Essential Sports Nutrition


Athlete expectations during the holidays

For athletes, there are many challenges to navigate around during the holidays. It can be difficult to stay consistent with training because you are off your normal regime and your healthy diet is sabotaged by so many oh-so-good family tradition eats and treats. While some athletes have no trouble skipping workouts and indulging in sweets during the holidays, it's common for athletes to feel anxious about the many changes in the normal routine. While your frustration is not understood (or supported) by your non-athlete family members, you still feel that it is important to meet your expectations during the holidays. 

So what's an athlete to do? 

Do you say good bye to all good habits and let loose until the New Year?

Do you refuse to change your routine because you need the control and stick to strict eating and structured training?

Because every person should dedicate time to exercise for health on a daily basis and should focus on eating for nourishment, it's not necessary to avoid your family in order to get in every minute/mile of your prescribed workout and to avoid the occasional indulgences that come with holiday eating. The holiday season offers a few great opportunities to enjoy a little downtown and change up your normal training and exercise routine without anxiety or guilt. 

Here are a few tips to make the most out of your Thanksgiving break. 

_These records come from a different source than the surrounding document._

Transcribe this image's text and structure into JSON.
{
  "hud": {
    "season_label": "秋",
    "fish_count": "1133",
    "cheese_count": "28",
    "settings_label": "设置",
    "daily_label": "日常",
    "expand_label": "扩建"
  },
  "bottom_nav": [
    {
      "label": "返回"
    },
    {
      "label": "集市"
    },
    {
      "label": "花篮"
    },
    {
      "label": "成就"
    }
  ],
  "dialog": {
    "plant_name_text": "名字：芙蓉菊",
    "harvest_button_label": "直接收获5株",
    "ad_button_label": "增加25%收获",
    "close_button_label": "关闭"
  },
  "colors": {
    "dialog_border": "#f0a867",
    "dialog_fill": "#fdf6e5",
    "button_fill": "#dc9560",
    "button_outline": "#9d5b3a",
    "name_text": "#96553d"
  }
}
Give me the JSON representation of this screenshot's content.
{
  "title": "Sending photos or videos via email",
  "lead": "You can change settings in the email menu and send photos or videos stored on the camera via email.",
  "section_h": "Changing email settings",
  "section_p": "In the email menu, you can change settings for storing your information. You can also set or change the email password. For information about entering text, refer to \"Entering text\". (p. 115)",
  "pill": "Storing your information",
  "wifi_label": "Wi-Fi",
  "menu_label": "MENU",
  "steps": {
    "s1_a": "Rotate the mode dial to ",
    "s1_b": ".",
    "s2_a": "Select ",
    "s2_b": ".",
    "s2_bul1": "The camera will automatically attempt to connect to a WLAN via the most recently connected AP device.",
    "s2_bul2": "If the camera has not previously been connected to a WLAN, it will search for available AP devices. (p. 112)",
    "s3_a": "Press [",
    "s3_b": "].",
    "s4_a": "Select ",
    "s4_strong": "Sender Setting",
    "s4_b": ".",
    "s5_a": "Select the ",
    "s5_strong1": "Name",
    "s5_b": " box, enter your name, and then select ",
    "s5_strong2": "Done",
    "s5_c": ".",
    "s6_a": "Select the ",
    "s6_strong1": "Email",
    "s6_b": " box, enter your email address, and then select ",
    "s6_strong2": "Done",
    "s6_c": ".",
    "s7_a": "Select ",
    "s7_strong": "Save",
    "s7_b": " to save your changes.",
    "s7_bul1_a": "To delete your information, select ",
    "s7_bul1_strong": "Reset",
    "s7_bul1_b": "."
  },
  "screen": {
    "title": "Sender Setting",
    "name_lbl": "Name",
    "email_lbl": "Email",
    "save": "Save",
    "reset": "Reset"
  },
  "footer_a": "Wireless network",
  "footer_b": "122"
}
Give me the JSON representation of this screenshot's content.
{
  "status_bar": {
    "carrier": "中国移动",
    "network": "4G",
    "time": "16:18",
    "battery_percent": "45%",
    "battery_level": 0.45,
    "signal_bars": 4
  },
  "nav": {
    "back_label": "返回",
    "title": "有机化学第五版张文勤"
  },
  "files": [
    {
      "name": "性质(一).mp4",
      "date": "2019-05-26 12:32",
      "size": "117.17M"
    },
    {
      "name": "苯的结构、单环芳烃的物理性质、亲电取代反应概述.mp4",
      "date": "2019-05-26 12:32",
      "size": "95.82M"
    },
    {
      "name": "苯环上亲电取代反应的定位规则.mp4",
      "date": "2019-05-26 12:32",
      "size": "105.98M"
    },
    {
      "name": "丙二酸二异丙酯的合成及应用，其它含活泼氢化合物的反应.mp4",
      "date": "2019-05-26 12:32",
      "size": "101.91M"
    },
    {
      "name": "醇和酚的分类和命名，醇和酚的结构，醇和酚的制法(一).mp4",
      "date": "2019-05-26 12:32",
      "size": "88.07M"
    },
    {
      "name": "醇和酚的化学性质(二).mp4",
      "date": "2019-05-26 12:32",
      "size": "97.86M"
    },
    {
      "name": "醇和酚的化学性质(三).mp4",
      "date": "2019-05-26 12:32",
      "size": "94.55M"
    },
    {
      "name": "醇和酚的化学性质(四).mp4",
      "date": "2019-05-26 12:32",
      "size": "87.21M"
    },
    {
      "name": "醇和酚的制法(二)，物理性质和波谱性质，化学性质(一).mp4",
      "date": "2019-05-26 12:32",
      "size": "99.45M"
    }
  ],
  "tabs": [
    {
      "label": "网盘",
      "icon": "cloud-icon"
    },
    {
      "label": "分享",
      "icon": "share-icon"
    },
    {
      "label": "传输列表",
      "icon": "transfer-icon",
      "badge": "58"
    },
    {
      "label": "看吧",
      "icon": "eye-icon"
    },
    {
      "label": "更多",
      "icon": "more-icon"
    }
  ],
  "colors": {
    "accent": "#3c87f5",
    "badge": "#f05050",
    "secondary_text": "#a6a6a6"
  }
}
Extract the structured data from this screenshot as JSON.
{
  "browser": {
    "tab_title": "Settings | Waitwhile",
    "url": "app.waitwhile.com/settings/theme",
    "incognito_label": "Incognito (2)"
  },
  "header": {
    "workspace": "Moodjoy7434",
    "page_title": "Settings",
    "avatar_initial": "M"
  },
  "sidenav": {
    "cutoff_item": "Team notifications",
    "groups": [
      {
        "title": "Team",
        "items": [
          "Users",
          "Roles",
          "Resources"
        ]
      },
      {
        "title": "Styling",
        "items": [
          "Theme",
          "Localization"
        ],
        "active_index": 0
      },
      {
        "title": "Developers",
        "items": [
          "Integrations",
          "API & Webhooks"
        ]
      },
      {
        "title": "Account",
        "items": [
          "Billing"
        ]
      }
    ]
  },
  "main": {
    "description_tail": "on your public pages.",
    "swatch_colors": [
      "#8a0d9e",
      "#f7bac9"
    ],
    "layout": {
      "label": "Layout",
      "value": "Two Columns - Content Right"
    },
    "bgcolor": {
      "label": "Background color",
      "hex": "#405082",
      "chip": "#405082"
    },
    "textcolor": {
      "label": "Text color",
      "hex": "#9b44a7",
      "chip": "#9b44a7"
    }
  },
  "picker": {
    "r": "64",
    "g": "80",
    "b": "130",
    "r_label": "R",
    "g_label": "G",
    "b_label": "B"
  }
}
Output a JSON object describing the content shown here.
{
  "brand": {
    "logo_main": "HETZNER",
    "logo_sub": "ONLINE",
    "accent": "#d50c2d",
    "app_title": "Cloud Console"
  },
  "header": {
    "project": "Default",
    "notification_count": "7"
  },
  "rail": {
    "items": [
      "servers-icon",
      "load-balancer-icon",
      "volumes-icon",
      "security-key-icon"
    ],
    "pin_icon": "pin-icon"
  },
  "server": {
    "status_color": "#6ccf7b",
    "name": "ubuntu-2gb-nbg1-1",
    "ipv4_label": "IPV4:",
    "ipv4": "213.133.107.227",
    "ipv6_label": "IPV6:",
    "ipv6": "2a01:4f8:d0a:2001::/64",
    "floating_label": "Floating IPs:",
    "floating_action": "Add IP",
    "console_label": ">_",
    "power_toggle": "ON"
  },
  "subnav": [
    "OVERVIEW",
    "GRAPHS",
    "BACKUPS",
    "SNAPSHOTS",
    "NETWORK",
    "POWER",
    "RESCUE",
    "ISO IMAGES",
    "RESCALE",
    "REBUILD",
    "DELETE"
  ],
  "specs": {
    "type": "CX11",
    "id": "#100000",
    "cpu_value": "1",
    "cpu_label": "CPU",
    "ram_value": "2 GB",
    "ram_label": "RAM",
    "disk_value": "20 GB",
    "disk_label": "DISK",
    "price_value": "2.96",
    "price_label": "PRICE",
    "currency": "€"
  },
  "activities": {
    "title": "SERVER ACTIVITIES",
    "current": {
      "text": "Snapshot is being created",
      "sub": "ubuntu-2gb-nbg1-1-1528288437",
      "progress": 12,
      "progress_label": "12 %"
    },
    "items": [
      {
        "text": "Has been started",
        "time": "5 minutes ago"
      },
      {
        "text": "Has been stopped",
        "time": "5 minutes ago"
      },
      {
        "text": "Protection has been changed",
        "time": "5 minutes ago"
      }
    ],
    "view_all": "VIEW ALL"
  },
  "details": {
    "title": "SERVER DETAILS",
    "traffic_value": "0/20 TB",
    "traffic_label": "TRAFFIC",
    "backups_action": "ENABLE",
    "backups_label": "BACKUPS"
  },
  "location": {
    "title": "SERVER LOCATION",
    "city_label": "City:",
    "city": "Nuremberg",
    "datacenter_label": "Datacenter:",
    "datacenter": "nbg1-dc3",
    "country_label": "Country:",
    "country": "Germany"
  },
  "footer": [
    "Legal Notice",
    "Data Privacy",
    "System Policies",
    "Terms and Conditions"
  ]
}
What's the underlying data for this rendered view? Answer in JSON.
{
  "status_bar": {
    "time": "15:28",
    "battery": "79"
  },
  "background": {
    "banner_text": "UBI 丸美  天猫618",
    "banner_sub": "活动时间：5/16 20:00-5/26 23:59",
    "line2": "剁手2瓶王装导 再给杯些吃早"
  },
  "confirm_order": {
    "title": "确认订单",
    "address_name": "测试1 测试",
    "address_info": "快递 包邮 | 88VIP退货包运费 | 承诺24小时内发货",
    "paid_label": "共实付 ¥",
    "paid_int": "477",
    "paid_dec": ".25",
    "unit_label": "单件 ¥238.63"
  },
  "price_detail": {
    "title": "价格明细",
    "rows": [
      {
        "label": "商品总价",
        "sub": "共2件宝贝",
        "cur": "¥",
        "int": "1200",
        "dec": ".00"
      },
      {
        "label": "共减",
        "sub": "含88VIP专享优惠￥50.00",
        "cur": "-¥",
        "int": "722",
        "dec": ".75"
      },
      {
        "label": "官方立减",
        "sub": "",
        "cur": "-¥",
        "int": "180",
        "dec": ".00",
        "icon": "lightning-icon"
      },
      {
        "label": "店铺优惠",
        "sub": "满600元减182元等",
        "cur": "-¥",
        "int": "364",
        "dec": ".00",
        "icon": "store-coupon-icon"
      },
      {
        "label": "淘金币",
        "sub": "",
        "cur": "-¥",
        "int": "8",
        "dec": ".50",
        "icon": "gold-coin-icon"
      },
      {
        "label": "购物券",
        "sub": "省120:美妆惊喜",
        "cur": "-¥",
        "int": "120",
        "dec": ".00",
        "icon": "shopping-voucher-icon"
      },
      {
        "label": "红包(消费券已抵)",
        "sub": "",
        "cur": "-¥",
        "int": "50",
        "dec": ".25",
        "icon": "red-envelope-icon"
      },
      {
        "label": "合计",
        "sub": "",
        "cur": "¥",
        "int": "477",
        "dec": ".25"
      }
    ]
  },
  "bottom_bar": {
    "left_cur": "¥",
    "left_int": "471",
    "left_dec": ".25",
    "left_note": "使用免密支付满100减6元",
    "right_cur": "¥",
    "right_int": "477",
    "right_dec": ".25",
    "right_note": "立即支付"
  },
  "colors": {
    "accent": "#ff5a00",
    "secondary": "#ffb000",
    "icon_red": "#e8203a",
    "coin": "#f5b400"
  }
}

1. Create a better internal dialogue in your head when you are eating, especially as it relates to your body and food.
2. Trust your body. Tune into your true signals of hunger and satisfaction as a way to guide you through your holiday feast.
3. Treat yourself to family, don't make the holidays just about food. Enjoy your time around your loved ones or if you are alone, call up an old friend or volunteer and help out those in need.
4. Slow down and taste your food. Appreciate the aroma, presentation, flavor and texture of your food - real food and store bought. Share a story if a dish reminds you of something happy.
5. Love what you eat. The first few bites of anything should always taste amazing. If you don't love it, don't eat it. 


1. Get it done early, but not too early. Enjoy waking up without an alarm but if you can squeeze in a workout before your day gets busy, you'll find yourself energized and you won't have to deal with the guilt that comes with removing yourself from family time, just to train. 

2. Loosen up. It's ok if you have to modify a set or reduce the volume. Don't feel guilty if you have to miss a workout. Prioritize the workouts that give you the best return for your investment at this phase of training. A few modified workouts over the holidays will not affect your race performance in September.
3. Keep training fun. Participate in a Turkey Trot, exercise with your kids, go for a hike or set up a local group workout. Do something each day that is good for your mind and body.
4. Be efficient with your time. Indoor workouts are great for time management as you can get in a quality workout with minimal distractions.
5. Communicate. Now more than ever is the time to communicate with your family. You may be surprised that if you tell your family/kids that on Friday you will be gone from 8:30-10:30 for a workout, they won't care about your absence. But if you tell them last minute, they may be upset that you are suddenly leaving them, which then leaves you with guilt, if you even leave for your workout. 


1. Don't skip meals throughout the day. Excessively restricting calories or an entire food group (ex. carbohydrates) will likely lead to overeating at your upcoming feast. Instead, focus on small meals throughout the day, eating every few hours. Prioritize nutrient dense foods like fruits and veggies at your meals. Don't forget to stay hydrated - with water, of course.
2. Do not go into your big meal with a starving belly. Plan a healthy snack around 45-60 minutes before your meal. Options like apple slices and pistachios, deli meat and lettuce wraps, celery sticks with cheese or a few almonds with figs should take the edge off so you don't eat with your eyes when serving yourself.
3. Fuel your workout. Seeing that there is a good chance that you will workout in the morning, restricting calories around/during your workout is not a permissible strategy to indulge (or to eat more calories) at your upcoming feast. It can actually backfire on you as you will likely be so famished by meal time, that you may eat beyond a feeling of fullness - stuffed and very uncomfortable. Treat your workout like any other day. Fuel smart and hydrate well. And be sure to eat a healthy breakfast after your workout (or Turkey Trot).
4. Choose wisely. Create a healthy plate of a little of everything.
5. Indulge wisely. You are not forced to eat everything at your feast but you are allowed to indulge. Choose your favorites and say "no thank you" to the unappealing or familiar options. Share, split and limit yourself to just one. 

It's very easy for athletes to remain rigid around the holidays because a change in the normal routine (training or eating) can bring anxiety or feelings of loss of control. 

When you think about the big picture (your entire season ahead), a few days away from your normal routine may be a good thing. Don't stress about what doesn't get done. The holidays are a wonderful time to give thanks to your body, to your friends and to your family.